West Palm Beach, Fla. – Everyone knows where they were when they got the news. It’s as though the world stopped for a moment.

The pioneer, the activist, the friend to the downtrodden, the foe to the unrighteous, the father, husband, the consummate congressman, and the legendary elder statesman, Alcee Lamar Hastings, age 84, was gone. Even though it was known he was battling a tough illness – stage 4 pancreatic cancer – since late 2018, many who were used to his tenacity believed he could outlive anything. He was extraordinarily courageous. But as one admirer put it, “his body was tired, but his mind wasn’t. He had finished his course.”

The senior United States congressman died Tuesday morning at his Palm Beach County home. He mounted a valiant fight against the dreaded disease, leaving behind a wife, Patricia Williams, three children, and hordes of supporters. Selflessly, he had asked that there be no public homegoing service to honor his life.

Since Tuesday, mourners around the globe have been expressing their sorrow and condolences, including those close to home.

U.S. Congresswoman Frederica Wilson was a longtime friend.

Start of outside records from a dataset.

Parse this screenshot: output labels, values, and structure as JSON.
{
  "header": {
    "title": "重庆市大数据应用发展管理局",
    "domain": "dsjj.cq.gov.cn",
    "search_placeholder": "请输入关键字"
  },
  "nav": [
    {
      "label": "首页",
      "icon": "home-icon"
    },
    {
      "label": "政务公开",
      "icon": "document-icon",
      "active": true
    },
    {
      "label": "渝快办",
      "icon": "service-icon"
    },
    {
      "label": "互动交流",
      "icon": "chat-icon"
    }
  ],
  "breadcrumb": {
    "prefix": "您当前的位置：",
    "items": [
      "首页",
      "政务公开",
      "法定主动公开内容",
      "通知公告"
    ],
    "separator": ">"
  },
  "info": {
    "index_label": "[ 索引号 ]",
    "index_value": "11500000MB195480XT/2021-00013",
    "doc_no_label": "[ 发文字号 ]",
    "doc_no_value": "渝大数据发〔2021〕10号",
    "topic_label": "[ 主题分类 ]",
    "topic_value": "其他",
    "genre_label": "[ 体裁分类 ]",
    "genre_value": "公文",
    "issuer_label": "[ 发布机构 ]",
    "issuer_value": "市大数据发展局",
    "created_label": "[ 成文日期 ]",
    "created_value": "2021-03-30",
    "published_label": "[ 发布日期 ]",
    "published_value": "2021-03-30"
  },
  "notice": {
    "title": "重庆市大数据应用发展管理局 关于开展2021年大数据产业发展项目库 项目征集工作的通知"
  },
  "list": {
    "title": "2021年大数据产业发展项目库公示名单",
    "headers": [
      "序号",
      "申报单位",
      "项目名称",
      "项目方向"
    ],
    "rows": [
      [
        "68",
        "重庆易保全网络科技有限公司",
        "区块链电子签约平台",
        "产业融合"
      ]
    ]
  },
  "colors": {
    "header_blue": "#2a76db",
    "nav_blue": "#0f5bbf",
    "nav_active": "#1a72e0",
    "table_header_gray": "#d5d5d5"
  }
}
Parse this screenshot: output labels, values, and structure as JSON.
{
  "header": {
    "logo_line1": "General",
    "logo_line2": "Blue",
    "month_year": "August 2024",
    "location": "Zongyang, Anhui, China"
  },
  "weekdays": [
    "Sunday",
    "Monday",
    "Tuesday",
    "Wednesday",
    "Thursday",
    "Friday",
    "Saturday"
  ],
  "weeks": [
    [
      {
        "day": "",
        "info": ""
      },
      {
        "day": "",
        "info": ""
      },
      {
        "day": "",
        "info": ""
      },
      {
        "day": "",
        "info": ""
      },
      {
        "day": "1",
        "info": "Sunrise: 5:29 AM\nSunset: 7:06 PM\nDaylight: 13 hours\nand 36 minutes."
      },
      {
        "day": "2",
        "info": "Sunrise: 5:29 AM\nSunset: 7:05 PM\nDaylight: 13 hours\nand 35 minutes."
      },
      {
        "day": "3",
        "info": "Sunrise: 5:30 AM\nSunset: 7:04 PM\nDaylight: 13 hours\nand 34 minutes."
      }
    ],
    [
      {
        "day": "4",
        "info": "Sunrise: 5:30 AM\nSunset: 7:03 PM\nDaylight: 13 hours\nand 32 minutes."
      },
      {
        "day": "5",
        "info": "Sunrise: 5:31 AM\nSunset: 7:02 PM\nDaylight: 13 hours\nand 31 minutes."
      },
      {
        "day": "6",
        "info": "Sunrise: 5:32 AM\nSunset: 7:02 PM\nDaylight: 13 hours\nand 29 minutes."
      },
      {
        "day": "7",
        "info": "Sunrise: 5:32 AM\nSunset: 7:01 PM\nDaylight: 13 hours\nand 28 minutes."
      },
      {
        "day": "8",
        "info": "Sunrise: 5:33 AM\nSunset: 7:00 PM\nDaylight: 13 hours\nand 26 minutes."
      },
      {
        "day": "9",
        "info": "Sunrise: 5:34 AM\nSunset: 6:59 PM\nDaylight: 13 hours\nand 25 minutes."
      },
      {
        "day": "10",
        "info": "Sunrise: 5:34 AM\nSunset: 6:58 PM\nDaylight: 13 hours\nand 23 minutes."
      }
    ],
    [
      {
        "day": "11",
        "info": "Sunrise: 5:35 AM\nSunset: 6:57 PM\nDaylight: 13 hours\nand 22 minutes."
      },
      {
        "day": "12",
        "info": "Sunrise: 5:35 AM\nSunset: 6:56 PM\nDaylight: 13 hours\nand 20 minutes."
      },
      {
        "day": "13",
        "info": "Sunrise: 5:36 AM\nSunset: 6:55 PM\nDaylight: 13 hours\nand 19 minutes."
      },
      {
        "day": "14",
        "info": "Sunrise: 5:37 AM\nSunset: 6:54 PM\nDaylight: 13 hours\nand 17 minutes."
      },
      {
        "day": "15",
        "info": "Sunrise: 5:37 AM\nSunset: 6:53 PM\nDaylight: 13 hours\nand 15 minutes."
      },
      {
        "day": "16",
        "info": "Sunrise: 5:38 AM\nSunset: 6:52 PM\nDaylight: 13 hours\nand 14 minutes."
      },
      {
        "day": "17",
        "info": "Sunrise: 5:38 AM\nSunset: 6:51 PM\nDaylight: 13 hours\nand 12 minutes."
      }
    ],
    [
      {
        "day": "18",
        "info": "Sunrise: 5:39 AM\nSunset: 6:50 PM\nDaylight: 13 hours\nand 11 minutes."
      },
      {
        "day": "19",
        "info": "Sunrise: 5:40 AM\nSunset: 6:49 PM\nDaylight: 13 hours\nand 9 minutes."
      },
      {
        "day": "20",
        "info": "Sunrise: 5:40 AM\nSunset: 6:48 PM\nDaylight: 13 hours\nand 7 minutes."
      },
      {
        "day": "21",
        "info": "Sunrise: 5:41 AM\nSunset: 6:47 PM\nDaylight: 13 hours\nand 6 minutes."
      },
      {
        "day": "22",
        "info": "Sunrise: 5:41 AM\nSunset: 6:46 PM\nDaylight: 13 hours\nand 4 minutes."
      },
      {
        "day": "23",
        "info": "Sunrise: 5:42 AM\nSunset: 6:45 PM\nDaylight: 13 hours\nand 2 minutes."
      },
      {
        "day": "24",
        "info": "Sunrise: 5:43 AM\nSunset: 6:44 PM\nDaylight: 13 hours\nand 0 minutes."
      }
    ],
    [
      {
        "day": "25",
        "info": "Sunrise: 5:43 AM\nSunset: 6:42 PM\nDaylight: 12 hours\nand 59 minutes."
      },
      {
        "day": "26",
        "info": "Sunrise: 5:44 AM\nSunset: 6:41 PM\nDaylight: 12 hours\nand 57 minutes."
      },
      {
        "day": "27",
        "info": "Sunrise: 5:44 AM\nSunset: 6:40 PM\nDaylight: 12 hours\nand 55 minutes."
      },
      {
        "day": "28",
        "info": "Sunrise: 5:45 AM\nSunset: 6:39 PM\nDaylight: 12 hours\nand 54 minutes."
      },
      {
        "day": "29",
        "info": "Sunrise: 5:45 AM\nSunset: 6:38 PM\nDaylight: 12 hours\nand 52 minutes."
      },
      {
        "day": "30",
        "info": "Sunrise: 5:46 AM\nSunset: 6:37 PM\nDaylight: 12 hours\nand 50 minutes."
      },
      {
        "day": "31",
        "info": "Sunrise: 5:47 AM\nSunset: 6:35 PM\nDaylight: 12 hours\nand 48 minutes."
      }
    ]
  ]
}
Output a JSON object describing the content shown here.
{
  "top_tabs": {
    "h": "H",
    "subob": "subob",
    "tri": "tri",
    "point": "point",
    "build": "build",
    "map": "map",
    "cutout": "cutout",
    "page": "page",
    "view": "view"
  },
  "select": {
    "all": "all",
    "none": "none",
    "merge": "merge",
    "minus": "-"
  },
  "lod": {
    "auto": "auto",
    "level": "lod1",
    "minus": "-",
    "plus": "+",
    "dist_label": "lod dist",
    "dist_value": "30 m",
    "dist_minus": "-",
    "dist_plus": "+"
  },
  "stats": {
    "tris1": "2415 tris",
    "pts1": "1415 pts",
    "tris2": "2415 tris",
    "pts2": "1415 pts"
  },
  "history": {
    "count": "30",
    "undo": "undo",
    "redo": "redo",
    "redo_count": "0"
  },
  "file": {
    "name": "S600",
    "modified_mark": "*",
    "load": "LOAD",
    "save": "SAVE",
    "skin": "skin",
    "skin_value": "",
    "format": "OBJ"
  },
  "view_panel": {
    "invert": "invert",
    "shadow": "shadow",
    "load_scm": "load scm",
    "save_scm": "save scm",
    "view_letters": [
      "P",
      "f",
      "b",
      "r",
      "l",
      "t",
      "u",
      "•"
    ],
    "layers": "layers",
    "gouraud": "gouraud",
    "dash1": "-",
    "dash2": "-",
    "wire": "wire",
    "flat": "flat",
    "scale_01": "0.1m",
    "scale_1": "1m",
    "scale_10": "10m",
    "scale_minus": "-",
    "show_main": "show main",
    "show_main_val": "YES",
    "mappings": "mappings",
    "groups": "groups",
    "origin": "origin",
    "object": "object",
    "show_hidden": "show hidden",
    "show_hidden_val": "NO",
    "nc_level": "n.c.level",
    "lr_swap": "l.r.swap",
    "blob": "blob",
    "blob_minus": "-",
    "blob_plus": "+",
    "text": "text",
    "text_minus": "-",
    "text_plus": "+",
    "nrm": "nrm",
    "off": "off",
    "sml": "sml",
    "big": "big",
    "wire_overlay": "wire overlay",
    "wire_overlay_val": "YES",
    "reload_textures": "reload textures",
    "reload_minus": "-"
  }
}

“I am deeply saddened by the passing of my dear friend, colleague, and fellow Fiskite. He was the first African-American man from Florida to be elected to Congress. He was a giant freedom fighter for the lost and the left out, especially Black communities. He feared no man, he feared no institution, and he was not shy about voicing his dissent on any issue. He was also an inaugural member of the 5000 Role Models of Excellence Project and I will always remember the many kindnesses and contributions he made to the boys. He is leaving behind a an enormous legacy for generations yet unborn to cherish and emulate. He will be sorely missed,” she stated.

United States President Joe Biden noted Hastings’ sense of humor and the Congressman’s outspokenness.

“I greatly admired him for his singular sense of humor and for always speaking the truth bluntly and without reservation. Alcee was outspoken because he was passionate about helping our nation live up to its full promise for all Americans.” Biden called him a trailblazing lawyer who grew up in the Jim Crow South.

The president of Florida A & M University, where Hastings graduated from law school, also issued a statement: “Florida A & M University joins with the family of Congressman Alcee Hastings in mourning his loss,” said President Larry Robinson, Ph.D. “A 1963 graduate of the original FAMU Law School, he was the longest-serving member of the Florida delegation,” said Robinson. “It is with great sadness that the FAMU College of Law acknowledges the passing of its esteemed alumnus. He’s a true friend to the reestablished College of Law,” said FAMU College of Law Dean Deidre Keller.

Miami-Dade County Commissioner Jean Monestime acknowledged how Hastings helped the Haitian community. “He urged President Obama—by simply the stroke of a pen—to allow Haitians already in this country to remain and work here legally to send money to their impoverished families. He urged lawmakers to grant Temporary Protected Status to undocumented Haitians so they are not deported to their storm-ravaged and politically unstable homeland.

Riviera Beach Councilman Douglas Lawson concurred that Hastings was concerned about those who were marginalized. “He was a fervent warrior for those that have been historically marginalized and silenced and worked until his last days to create opportunities for communities of color, children and immigrants. I have always admired his kindness and tenacity and his willingness to give.”

Norman Taylor, former Broward County Director of Economic Development, says Hastings had a profound impact on his life dating back to the 1960’s. “I first met him in 1969 when I was President of the Student Government Association at Bethune Cookman College. Attorney Hastings had already gained notoriety as a fiery orator, and was invited to speak to the entire student body at BCC. I thought I had met Dr. Martin Luther King, Jr. and Malcolm X wrapped in one body, reincarnated!” Later, when Taylor moved to Fort Lauderdale he met with Hastings again. “With his help, and Dee Hastings, my life’s work began in Broward County and in the State of Florida. I will be eternally grateful for Alcee Hastings in my life,” Taylor stated.

But he touched people from all walks of life, many wanting to help when he got ill and repay his kindness. Dr. Elizabeth Alderman, an education trail-blazer, knew him for decades, and during his sickness, purchased soursop fruit and drinks for him because of its anti-cancer properties. Hastings was forever grateful to Alderman and told her so in a telephone call.

Though he lived a storied life, albeit one of trials and tribulations, Congressman Alcee Hastings will forever go down as a legend in our time.